Yesterday, i entered a long explanation of why this site and my current status is bring about changes along with what is a radical poem for me (at least of those i've shown to someone else). Briefly, we are undergoing some life changes and the site was hacked, sponsoring my rededication to make the site different and hopefully better - with the help of Walker Hicks.
Please read the explanation in yesterday's post. One change is more frequent entries, aka posts. Today's is below:
Storms from the Past
SAN DIEGO – By now, the waters should have subsided in Middle Tennessee, and the 1000 year flood is a memory wreathed in the losses among those hardest hit.
Although storms are few and far between in the Southwest corner, I have experienced the force of storms at sea. As I pored through the staggering photographs of Lebanon, Nashville, and other Tennessee towns in the the flood’s wake, I reflected on storms from my past.
Hurricanes, typhoons, and just plain storms fill a small but significant part of my past on the bounding main. The most interesting one happened on my last ship, the “U.S.S. Yosemite.”
In August 1984 with East Coast ships scarce due to deployments, “YoYo” was tasked to play the role of an “orange” adversary in a Caribbean fleet exercise. “JATO” rockets were installed amidships, and we went off to fire them, simulating a missile attack on the carrier battle group.
With the conclusion of our part of the exercise, the fleet scurried over the horizon and “YoYo” turned her bow toward Mayport, Jacksonville’s Naval base, and started home at a waddling 10 knots, pretty close to the top speed for a pre-World War II, 400-pound steam plant. The weather turned strange. It was one of those times at sea when there is no horizon. Our entire vista was gray, different shades, but all gray.
In 1984, satellites were not available for weather reports, and we had not received any radio notice of bad weather. We wondered about the quiet, still grayness and the muddled sea around us.
On destroyer tenders, the executive officer also served as navigator. Lieutenant Noreen Leahy served as my assistant while filling the billet of operations officer. Noreen was one of the first women graduates of the Naval Academy and well-schooled in celestial navigation and piloting. Captain Frank Boyle and the two of us had not experienced seas like this before. Although it was calm, it was almost creepy. We were perplexed.

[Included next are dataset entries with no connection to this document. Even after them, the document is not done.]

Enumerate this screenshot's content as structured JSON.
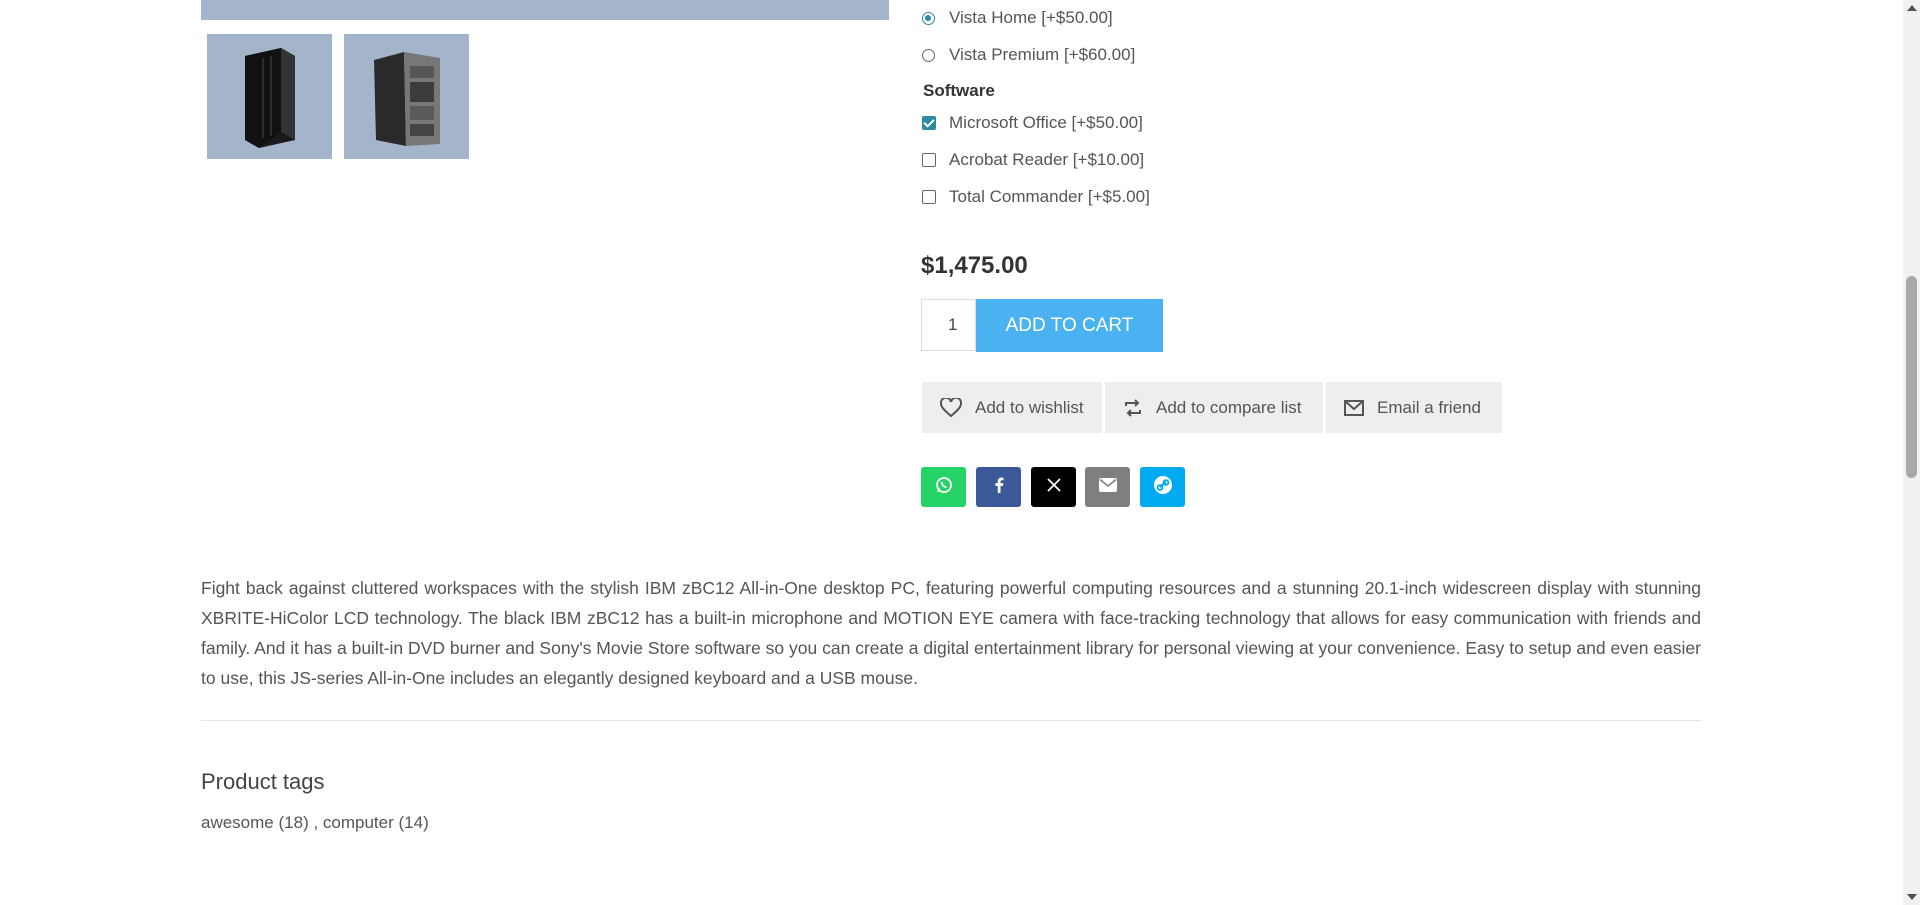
{
  "gallery": {
    "main_image_alt": "IBM zBC12 product image",
    "thumbnails": [
      "thumbnail-front",
      "thumbnail-open"
    ]
  },
  "os_options": [
    {
      "label": "Vista Home [+$50.00]",
      "selected": true
    },
    {
      "label": "Vista Premium [+$60.00]",
      "selected": false
    }
  ],
  "software": {
    "label": "Software",
    "options": [
      {
        "label": "Microsoft Office [+$50.00]",
        "checked": true
      },
      {
        "label": "Acrobat Reader [+$10.00]",
        "checked": false
      },
      {
        "label": "Total Commander [+$5.00]",
        "checked": false
      }
    ]
  },
  "price": "$1,475.00",
  "cart": {
    "quantity": "1",
    "add_label": "ADD TO CART"
  },
  "actions": {
    "wishlist": "Add to wishlist",
    "compare": "Add to compare list",
    "email": "Email a friend"
  },
  "share": [
    {
      "name": "whatsapp-icon",
      "color": "#25d366"
    },
    {
      "name": "facebook-icon",
      "color": "#3b5998"
    },
    {
      "name": "x-icon",
      "color": "#000000"
    },
    {
      "name": "email-icon",
      "color": "#7f7f7f"
    },
    {
      "name": "link-icon",
      "color": "#00aaf1"
    }
  ],
  "description": "Fight back against cluttered workspaces with the stylish IBM zBC12 All-in-One desktop PC, featuring powerful computing resources and a stunning 20.1-inch widescreen display with stunning XBRITE-HiColor LCD technology. The black IBM zBC12 has a built-in microphone and MOTION EYE camera with face-tracking technology that allows for easy communication with friends and family. And it has a built-in DVD burner and Sony's Movie Store software so you can create a digital entertainment library for personal viewing at your convenience. Easy to setup and even easier to use, this JS-series All-in-One includes an elegantly designed keyboard and a USB mouse.",
  "tags": {
    "title": "Product tags",
    "items": [
      {
        "label": "awesome",
        "count": "(18)"
      },
      {
        "label": "computer",
        "count": "(14)"
      }
    ],
    "separator": " , "
  },
  "colors": {
    "accent": "#4ab2f1",
    "checked": "#2b8ca0",
    "image_bg": "#a3b4cb"
  }
}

From the depths of my memory, an excerpt from and old version of “Knight’s Modern Seamanship” emerged while I stood on the starboard bridge wing one morning. The theory was if you faced into the wind and threw your right arm back as far as you could (about 115 degrees) your arm would point toward the center of a tropical depression.
I tried out the theory by attempting to face the wind. I moved to the port bridge wing and then top side to the flying bridge. There was no discernible direction to determine a depression center.
Eye of the Storm
I consulted the captain with Noreen listening in, “Captain, I think we are in the center of a tropical depression,” explaining my reasoning.
He agreed, and we altered course to the northeast, moving through the least dangerous quadrant of a depression. The winds picked up and back where we had been was indeed the center. After we had cleared sufficiently, the depression quickly became a tropical storm and then Hurricane Diana.
Back in Jacksonville, my wife Maureen heard the warnings and called Jan, a Navy doctor married to the “Yosemite” doctor, Frank Kerrigan (we four had become close friends). They both were from the Southwest corner and had no idea as to what they should do. On the ship, Frank and I wondered how our wives were faring as we stood out of harm’s way, about 500 miles northeast of Diana.
As the hurricane moved north, the warnings moved with it and were lifted for the north Florida area. The “Yosemite” once again turned homeward, finally entering the Mayport harbor three days after our scheduled return.
My Wife’s Hurricane
Frank and I had been greatly relieved when Diana only threatened to come ashore in Jacksonville and moved northward. We were glad our wives did not have to board up windows.
Diana rolled on up the coast, building up to 135 mph winds. A frontal system precipitated what the weather guessers call a cyclonic loop, decreasing her winds to around 90 mph. She came ashore at Wilmington, N.C. Although she never became the storm of massive destruction like Katrina, she did claim three lives and caused $65.5 Million dollars in damage before exiting to the Northeast.
It was Maureen’s only hurricane experience first hand. For myself, I will never forget being in the eye of a hurricane as it was forming in the Caribbean.